↓

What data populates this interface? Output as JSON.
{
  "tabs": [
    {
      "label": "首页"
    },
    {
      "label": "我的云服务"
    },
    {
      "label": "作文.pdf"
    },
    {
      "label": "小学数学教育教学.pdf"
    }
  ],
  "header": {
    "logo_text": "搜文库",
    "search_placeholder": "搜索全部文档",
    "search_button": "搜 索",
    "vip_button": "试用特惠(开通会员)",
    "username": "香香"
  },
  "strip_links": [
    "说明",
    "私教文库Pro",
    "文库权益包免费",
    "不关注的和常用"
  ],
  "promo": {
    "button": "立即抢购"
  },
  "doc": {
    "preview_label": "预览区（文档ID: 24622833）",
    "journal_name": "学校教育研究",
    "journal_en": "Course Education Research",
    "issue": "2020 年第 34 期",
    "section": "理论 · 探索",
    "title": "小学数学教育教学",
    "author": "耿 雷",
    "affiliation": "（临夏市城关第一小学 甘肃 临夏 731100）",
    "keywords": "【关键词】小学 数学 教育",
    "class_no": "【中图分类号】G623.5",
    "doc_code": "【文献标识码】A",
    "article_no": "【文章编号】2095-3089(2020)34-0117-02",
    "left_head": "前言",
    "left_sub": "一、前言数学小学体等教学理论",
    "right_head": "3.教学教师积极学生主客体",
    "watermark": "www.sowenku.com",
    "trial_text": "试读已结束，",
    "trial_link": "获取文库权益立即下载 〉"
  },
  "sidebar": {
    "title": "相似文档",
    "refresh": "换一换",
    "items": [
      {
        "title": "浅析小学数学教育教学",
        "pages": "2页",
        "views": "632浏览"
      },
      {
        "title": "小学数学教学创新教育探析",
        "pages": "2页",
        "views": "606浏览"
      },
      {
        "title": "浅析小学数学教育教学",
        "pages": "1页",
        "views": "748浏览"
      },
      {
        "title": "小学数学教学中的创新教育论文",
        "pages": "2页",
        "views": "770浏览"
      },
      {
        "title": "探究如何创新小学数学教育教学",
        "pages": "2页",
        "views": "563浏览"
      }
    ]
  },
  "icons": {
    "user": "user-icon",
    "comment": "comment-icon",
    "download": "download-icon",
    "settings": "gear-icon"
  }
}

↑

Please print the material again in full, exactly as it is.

Exercise answer
What data populates this interface? Output as JSON.
{
  "tabs": [
    {
      "label": "首页"
    },
    {
      "label": "我的云服务"
    },
    {
      "label": "作文.pdf"
    },
    {
      "label": "小学数学教育教学.pdf"
    }
  ],
  "header": {
    "logo_text": "搜文库",
    "search_placeholder": "搜索全部文档",
    "search_button": "搜 索",
    "vip_button": "试用特惠(开通会员)",
    "username": "香香"
  },
  "strip_links": [
    "说明",
    "私教文库Pro",
    "文库权益包免费",
    "不关注的和常用"
  ],
  "promo": {
    "button": "立即抢购"
  },
  "doc": {
    "preview_label": "预览区（文档ID: 24622833）",
    "journal_name": "学校教育研究",
    "journal_en": "Course Education Research",
    "issue": "2020 年第 34 期",
    "section": "理论 · 探索",
    "title": "小学数学教育教学",
    "author": "耿 雷",
    "affiliation": "（临夏市城关第一小学 甘肃 临夏 731100）",
    "keywords": "【关键词】小学 数学 教育",
    "class_no": "【中图分类号】G623.5",
    "doc_code": "【文献标识码】A",
    "article_no": "【文章编号】2095-3089(2020)34-0117-02",
    "left_head": "前言",
    "left_sub": "一、前言数学小学体等教学理论",
    "right_head": "3.教学教师积极学生主客体",
    "watermark": "www.sowenku.com",
    "trial_text": "试读已结束，",
    "trial_link": "获取文库权益立即下载 〉"
  },
  "sidebar": {
    "title": "相似文档",
    "refresh": "换一换",
    "items": [
      {
        "title": "浅析小学数学教育教学",
        "pages": "2页",
        "views": "632浏览"
      },
      {
        "title": "小学数学教学创新教育探析",
        "pages": "2页",
        "views": "606浏览"
      },
      {
        "title": "浅析小学数学教育教学",
        "pages": "1页",
        "views": "748浏览"
      },
      {
        "title": "小学数学教学中的创新教育论文",
        "pages": "2页",
        "views": "770浏览"
      },
      {
        "title": "探究如何创新小学数学教育教学",
        "pages": "2页",
        "views": "563浏览"
      }
    ]
  },
  "icons": {
    "user": "user-icon",
    "comment": "comment-icon",
    "download": "download-icon",
    "settings": "gear-icon"
  }
}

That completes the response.